On Tuesday, June 14, the actors of the flax sector and, more confidentially, of hemp, met in Avelin. Objective: defend flax and introduce textile hemp, productions of the future.
It was at the Rémy Decherf estate in Avelin (59) that around 150 professionals from the flax and hemp textile sectors gathered for the 8th meeting of the organic flax and hemp textile sectors. It was the Linen and Organic Hemp Association (LC bio) that organized the event with the aim of promoting the benefits of these crops. On the program: presentation of the flax treatment process and highlighting the cultivation of hemp, in an embryonic state in France.
Well established in the region.
As for bedding, conventional and organic, it is already well established in Hauts-de-France. 201 ha are dedicated to the cultivation of organic flax in the region.
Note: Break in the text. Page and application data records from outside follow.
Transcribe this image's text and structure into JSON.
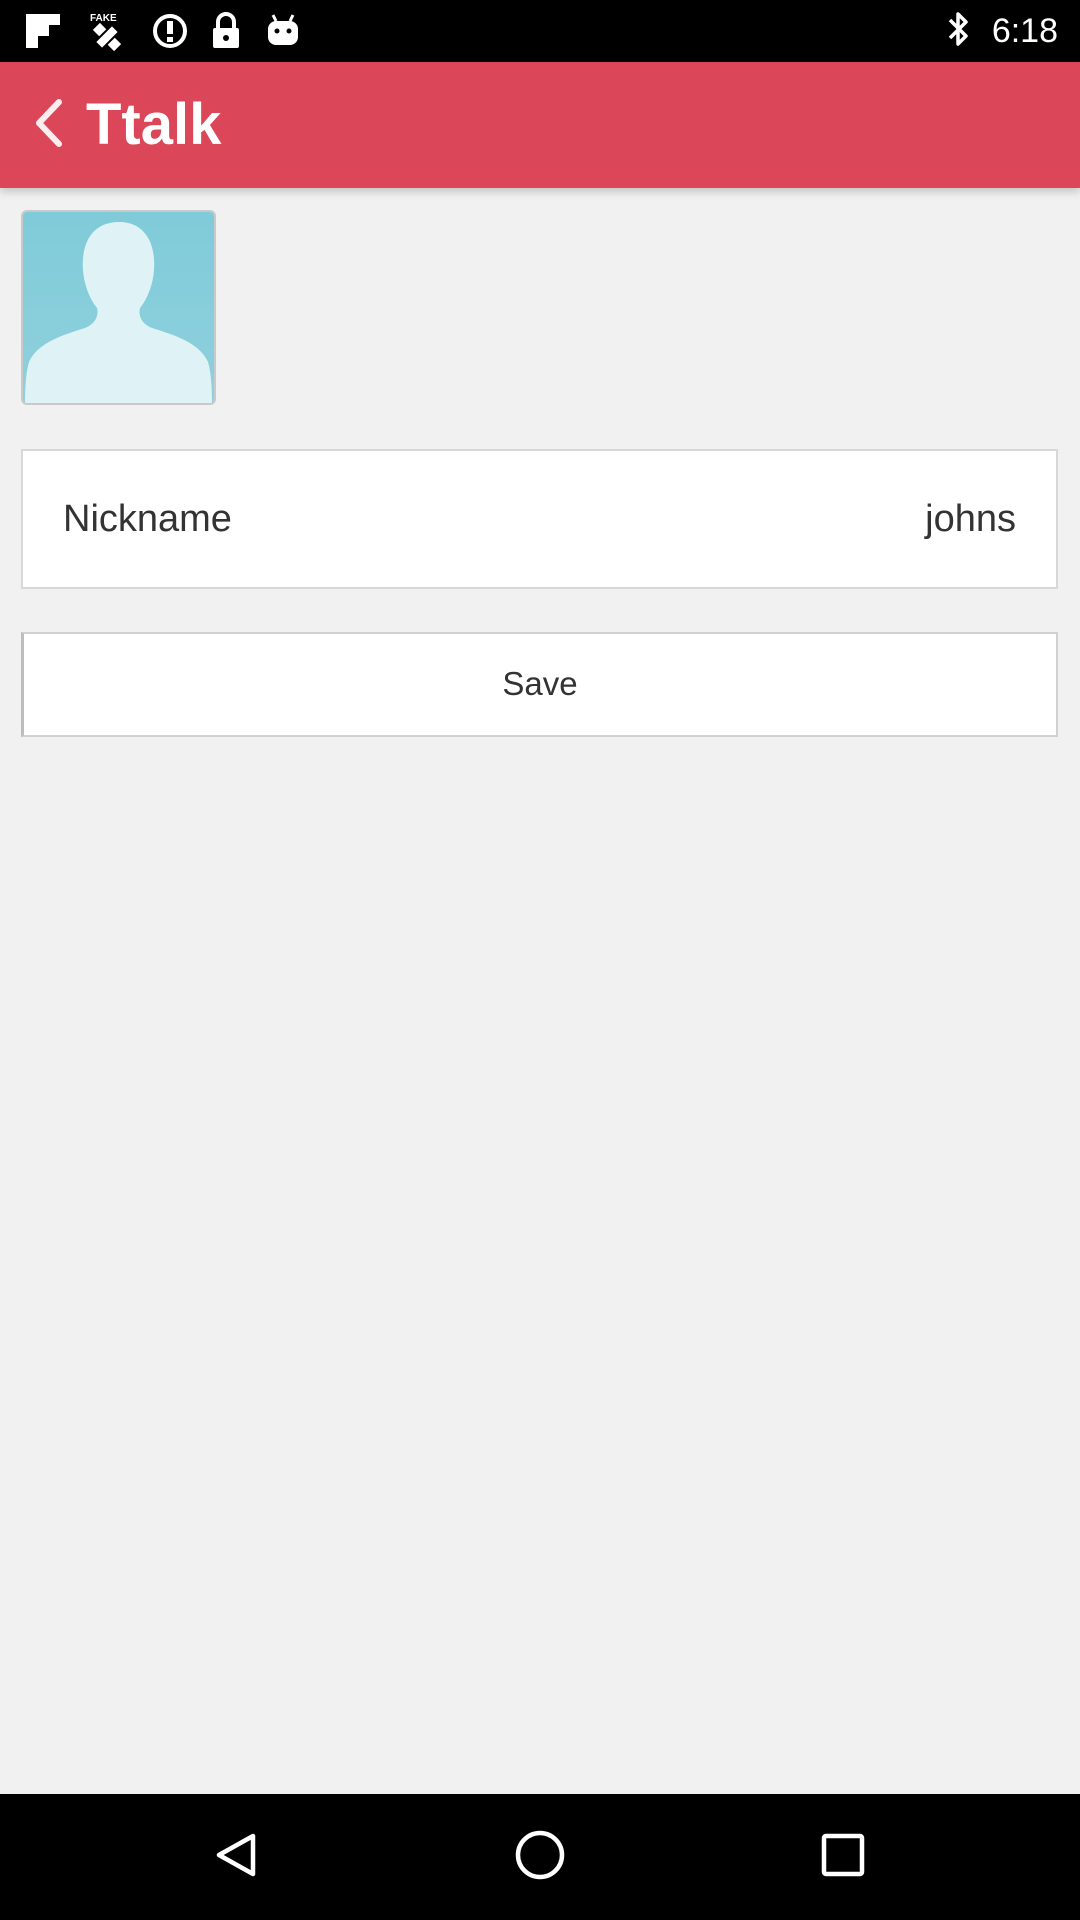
{
  "status_bar": {
    "time": "6:18",
    "left_icons": [
      "flipboard-icon",
      "fake-gps-icon",
      "alert-icon",
      "lock-icon",
      "android-icon"
    ],
    "right_icons": [
      "bluetooth-icon"
    ]
  },
  "app_bar": {
    "title": "Ttalk",
    "background_color": "#db4659"
  },
  "profile": {
    "avatar_icon": "person-silhouette-icon",
    "nickname_label": "Nickname",
    "nickname_value": "johns"
  },
  "actions": {
    "save_label": "Save"
  },
  "nav_bar": {
    "buttons": [
      "back-triangle-icon",
      "home-circle-icon",
      "recents-square-icon"
    ]
  }
}
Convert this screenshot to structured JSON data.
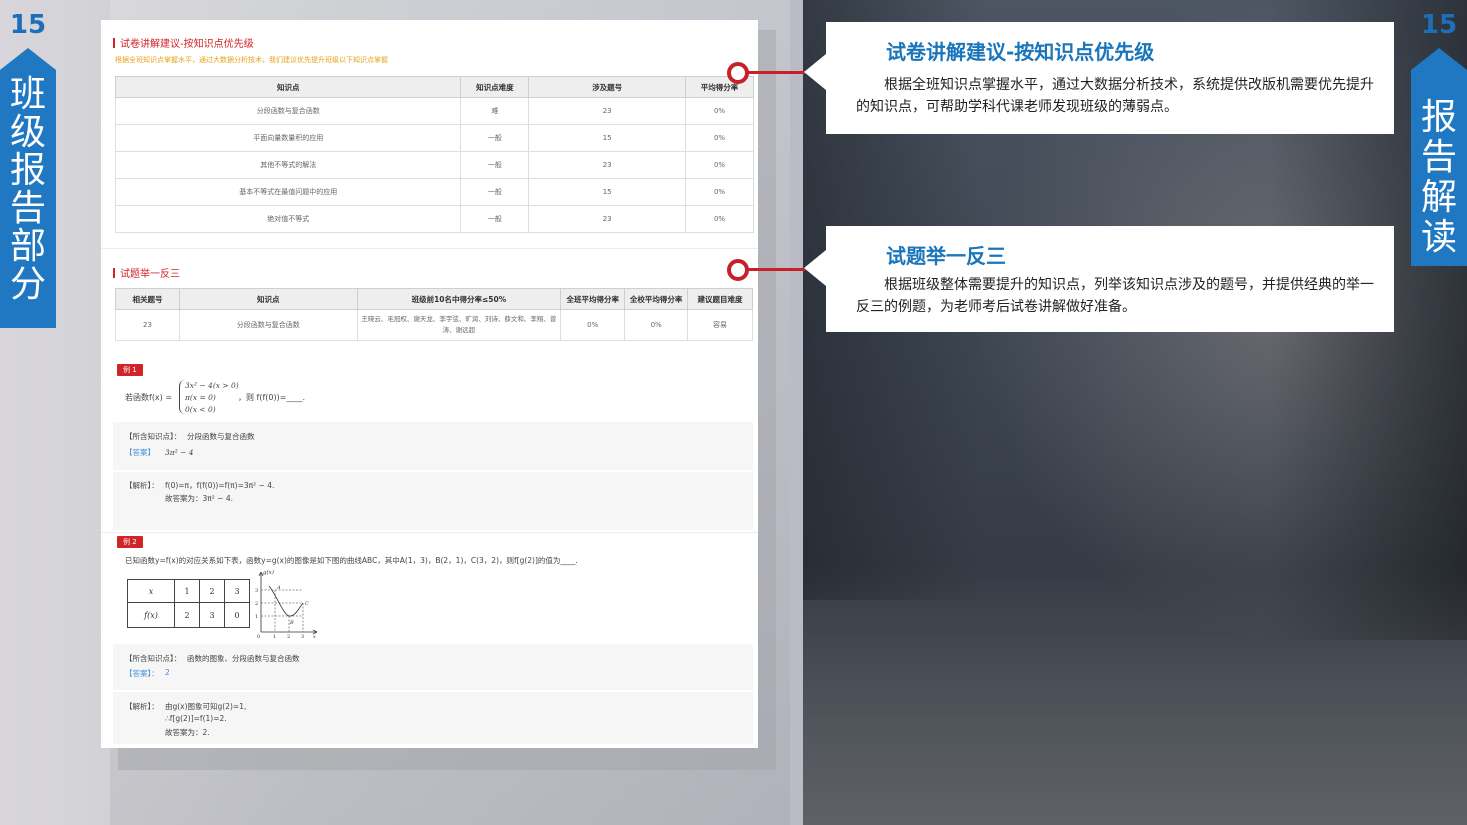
{
  "page_number": "15",
  "left_tab_label": [
    "班",
    "级",
    "报",
    "告",
    "部",
    "分"
  ],
  "right_tab_label": [
    "报",
    "告",
    "解",
    "读"
  ],
  "doc": {
    "section1_title": "试卷讲解建议-按知识点优先级",
    "section1_subtitle": "根据全班知识点掌握水平，通过大数据分析技术，我们建议优先提升班级以下知识点掌握",
    "table1": {
      "headers": [
        "知识点",
        "知识点难度",
        "涉及题号",
        "平均得分率"
      ],
      "rows": [
        [
          "分段函数与复合函数",
          "难",
          "23",
          "0%"
        ],
        [
          "平面向量数量积的应用",
          "一般",
          "15",
          "0%"
        ],
        [
          "其他不等式的解法",
          "一般",
          "23",
          "0%"
        ],
        [
          "基本不等式在最值问题中的应用",
          "一般",
          "15",
          "0%"
        ],
        [
          "绝对值不等式",
          "一般",
          "23",
          "0%"
        ]
      ]
    },
    "section2_title": "试题举一反三",
    "table2": {
      "headers": [
        "相关题号",
        "知识点",
        "班级前10名中得分率≤50%",
        "全班平均得分率",
        "全校平均得分率",
        "建议题目难度"
      ],
      "row": [
        "23",
        "分段函数与复合函数",
        "王晓云、毛冠权、谢天龙、李宇弦、旷润、刘诗、薛文和、李翔、曾涛、谢远超",
        "0%",
        "0%",
        "容易"
      ]
    },
    "example1": {
      "tag": "例 1",
      "question_prefix": "若函数f(x) =",
      "cases": [
        "3x² − 4(x > 0)",
        "π(x = 0)",
        "0(x < 0)"
      ],
      "question_suffix": "，则 f(f(0))=____.",
      "knowledge_label": "【所含知识点】：",
      "knowledge_value": "分段函数与复合函数",
      "answer_label": "【答案】",
      "answer_value": "3π² − 4",
      "analysis_label": "【解析】：",
      "analysis_line1": "f(0)=π，f(f(0))=f(π)=3π² − 4.",
      "analysis_line2": "故答案为：3π² − 4."
    },
    "example2": {
      "tag": "例 2",
      "question": "已知函数y=f(x)的对应关系如下表，函数y=g(x)的图像是如下图的曲线ABC，其中A(1，3)，B(2，1)，C(3，2)，则f[g(2)]的值为____.",
      "table": {
        "row1": [
          "x",
          "1",
          "2",
          "3"
        ],
        "row2": [
          "f(x)",
          "2",
          "3",
          "0"
        ]
      },
      "graph_labels": {
        "y": "g(x)",
        "x": "x",
        "o": "0",
        "a": "A",
        "b": "B",
        "c": "C",
        "y1": "1",
        "y2": "2",
        "y3": "3",
        "x1": "1",
        "x2": "2",
        "x3": "3"
      },
      "knowledge_label": "【所含知识点】：",
      "knowledge_value": "函数的图象、分段函数与复合函数",
      "answer_label": "【答案】：",
      "answer_value": "2",
      "analysis_label": "【解析】：",
      "analysis_line1": "由g(x)图象可知g(2)=1,",
      "analysis_line2": "∴f[g(2)]=f(1)=2.",
      "analysis_line3": "故答案为：2."
    }
  },
  "callout1": {
    "title": "试卷讲解建议-按知识点优先级",
    "text": "根据全班知识点掌握水平，通过大数据分析技术，系统提供改版机需要优先提升的知识点，可帮助学科代课老师发现班级的薄弱点。"
  },
  "callout2": {
    "title": "试题举一反三",
    "text": "根据班级整体需要提升的知识点，列举该知识点涉及的题号，并提供经典的举一反三的例题，为老师考后试卷讲解做好准备。"
  },
  "colors": {
    "accent_blue": "#1f78c1",
    "accent_red": "#c8202a",
    "title_blue": "#1b75bb"
  }
}
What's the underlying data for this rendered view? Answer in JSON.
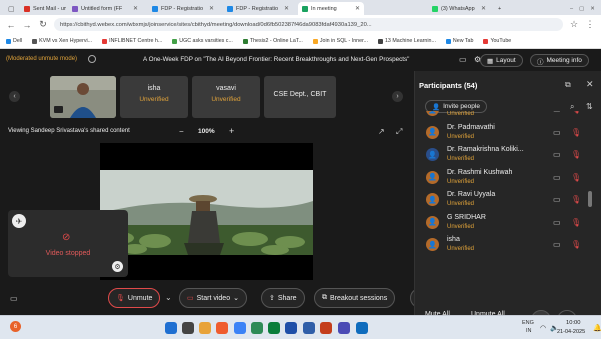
{
  "browser": {
    "tabs": [
      {
        "label": "Sent Mail - umar",
        "color": "#d93025"
      },
      {
        "label": "Untitled form (FF",
        "color": "#7e57c2"
      },
      {
        "label": "FDP - Registratio",
        "color": "#1e88e5"
      },
      {
        "label": "FDP - Registratio",
        "color": "#1e88e5"
      },
      {
        "label": "In meeting",
        "color": "#1aa260",
        "active": true
      },
      {
        "label": "(3) WhatsApp",
        "color": "#25d366"
      }
    ],
    "new_tab": "+",
    "url": "https://cbithyd.webex.com/wbxmjs/joinservice/sites/cbithyd/meeting/download/0d6fb502387f46da9083fdaf4930a139_20...",
    "bookmarks": [
      {
        "label": "Dell",
        "color": "#1e88e5"
      },
      {
        "label": "KVM vs Xen Hypervi...",
        "color": "#555"
      },
      {
        "label": "INFLIBNET Centre h...",
        "color": "#e53935"
      },
      {
        "label": "UGC asks varsities c...",
        "color": "#43a047"
      },
      {
        "label": "Thesis2 - Online LaT...",
        "color": "#2e7d32"
      },
      {
        "label": "Join in SQL - Inner...",
        "color": "#f9a825"
      },
      {
        "label": "13 Machine Learnin...",
        "color": "#424242"
      },
      {
        "label": "New Tab",
        "color": "#1e88e5"
      },
      {
        "label": "YouTube",
        "color": "#e53935"
      }
    ]
  },
  "meeting": {
    "mode_text": "(Moderated unmute mode)",
    "title": "A One-Week FDP on \"The AI Beyond Frontier: Recent Breakthroughs and Next-Gen Prospects\"",
    "layout_label": "Layout",
    "info_label": "Meeting info",
    "tiles": [
      {
        "name": "isha",
        "status": "Unverified"
      },
      {
        "name": "vasavi",
        "status": "Unverified"
      },
      {
        "name": "CSE Dept., CBIT",
        "status": ""
      }
    ],
    "share_text": "Viewing Sandeep Srivastava's shared content",
    "zoom": "100%",
    "zoom_minus": "−",
    "zoom_plus": "+",
    "video_stopped": "Video stopped"
  },
  "participants": {
    "title": "Participants (54)",
    "invite_label": "Invite people",
    "list": [
      {
        "name": "",
        "status": "Unverified",
        "initial": ""
      },
      {
        "name": "Dr. Padmavathi",
        "status": "Unverified",
        "initial": ""
      },
      {
        "name": "Dr. Ramakrishna Koliki...",
        "status": "Unverified",
        "initial": ""
      },
      {
        "name": "Dr. Rashmi Kushwah",
        "status": "Unverified",
        "initial": ""
      },
      {
        "name": "Dr. Ravi Uyyala",
        "status": "Unverified",
        "initial": ""
      },
      {
        "name": "G SRIDHAR",
        "status": "Unverified",
        "initial": ""
      },
      {
        "name": "isha",
        "status": "Unverified",
        "initial": ""
      }
    ],
    "mute_all": "Mute All",
    "unmute_all": "Unmute All"
  },
  "controls": {
    "unmute": "Unmute",
    "start_video": "Start video",
    "share": "Share",
    "breakout": "Breakout sessions",
    "more": "•••"
  },
  "taskbar": {
    "lang_top": "ENG",
    "lang_bottom": "IN",
    "time": "10:00",
    "date": "21-04-2025",
    "notification_count": "6"
  }
}
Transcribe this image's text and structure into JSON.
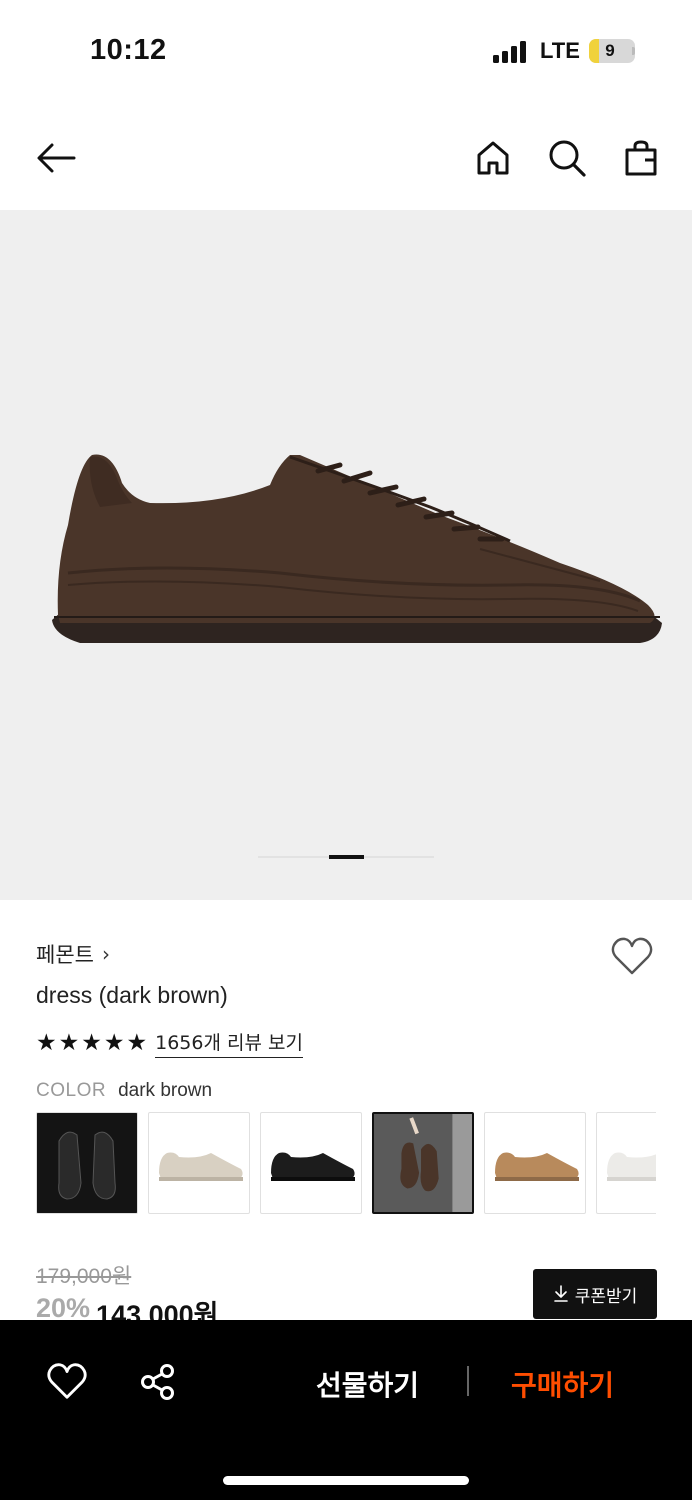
{
  "status_bar": {
    "time": "10:12",
    "network": "LTE",
    "battery_level": "9",
    "battery_fraction": 0.09
  },
  "nav": {
    "back_icon": "arrow-left-icon",
    "home_icon": "home-icon",
    "search_icon": "search-icon",
    "bag_icon": "shopping-bag-icon"
  },
  "hero": {
    "image_desc_icon": "suede-sneaker-dark-brown",
    "pager_active_index": 1,
    "pager_count": 5
  },
  "product": {
    "brand": "페몬트",
    "brand_chevron": "›",
    "name": "dress (dark brown)",
    "rating": 5,
    "stars": [
      "★",
      "★",
      "★",
      "★",
      "★"
    ],
    "review_link": "1656개 리뷰 보기",
    "color_label": "COLOR",
    "color_value": "dark brown"
  },
  "swatches": [
    {
      "name": "black-leather",
      "selected": false
    },
    {
      "name": "beige",
      "selected": false
    },
    {
      "name": "black",
      "selected": false
    },
    {
      "name": "dark-brown",
      "selected": true
    },
    {
      "name": "tan-brown",
      "selected": false
    },
    {
      "name": "white",
      "selected": false
    }
  ],
  "price": {
    "original": "179,000원",
    "discount": "20%",
    "current": "143,000원"
  },
  "coupon": {
    "label": "쿠폰받기",
    "icon": "download-icon"
  },
  "bottom_bar": {
    "wish_icon": "heart-icon",
    "share_icon": "share-icon",
    "gift_label": "선물하기",
    "buy_label": "구매하기",
    "buy_color": "#ff4d00"
  }
}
In addition, from cultivation to manufacturing, several local professionals were present, such as: Emmanuel Lardier, director of the Opalin cutting company (Le Parcq, 62), Cédric Auplat, president of Peignage Dumortier (Tourcoing, 59), Olivier Guillaume, president de Safilin (Sailly-sur-la-Lys, 62), Emmanuel de Saint Martin, commercial director of the Lemaître Demeestere fabric company (Halluin, 59) or even Loïc Baert, general manager of Lemahieu (Saint-Andrélez-Lille, 59 ) .
Although professionals in the sector continue to use conventional bedding for the most part, more and more are working with ecological bedding, such as Loïc Baert: “ 80% of the world’s linen production is shared between Normandy and the Netherlands. Going organic is a real way to make an impact in the territory. They all also remembered the interest of inserting flax in their rotations, for its virtues “cleaners” for floors. But flax is also a capricious plant, which requires precise climatic conditions. Given this, textile hemp could be a great alternative.
Since 2017, LC bio has been experimenting with this crop on small surfaces. In 2018, it purchased a Chinese mower/parallelizer. In 2021, after five years of encouraging results, the agricultural machinery manufacturers Hyler and Cretes Union embark on the creation of a harvesting prototype dedicated to hemp and will operate in 2022 on one hundred trial hectares from Belgium to Charente.
In addition, this year, “tester” farmers (two in the region) and certain clothing brands have signed the textile hemp charter, aimed primarily at ensuring that production remains in Europe.
The plant that grows everywhere.
According to Nathalie Revol, project director of the Lin et chanvre bio (LCBio) association, which works to revive the hemp sector, this culture has advantages: “ Requires very few inputs and grows anywhereshe explains. When inserted into a six-year rotation, it reduces the treatment frequency index (TFI) by 25-30% and increases the yield of the next crop (usually wheat) by 10%. »
Some statements confirmed by Marion Dewynter, fourth of the name, who has just taken over the family business of veneering Dewynter, in Rubrouck (59) and who is one of the testers. ” Basically, we make more linen. Last year we cultivated 1.5 ha of textile hemp and this year we will increase to 8 hashe says. We wanted a new rotation to integrate and hemp is really effective. “Certainly a new rotation, but textile hemp is almost a return to basics, as his grandfather had planted 200 acres of textile hemp 26 years ago. too pioneering…
A growing demand
In fact, within a few decades, Marion’s grandfather had had a gift, as today, the demand for linen and/or hemp clothing and accessories is constantly increasing.
For Pierre Schmitt, President of Velcorex, the renewed consumer interest in flax and hemp is ultimately a fair return: ” We must not forget that the fact that our clothes are made of cotton is an effect of history. Before the discovery of America, in France, everything was made of linen or hemphe explains. France can become the world leader in this field. “We accept bets.
Also read: Consumption: “Eating better” takes precedence over organic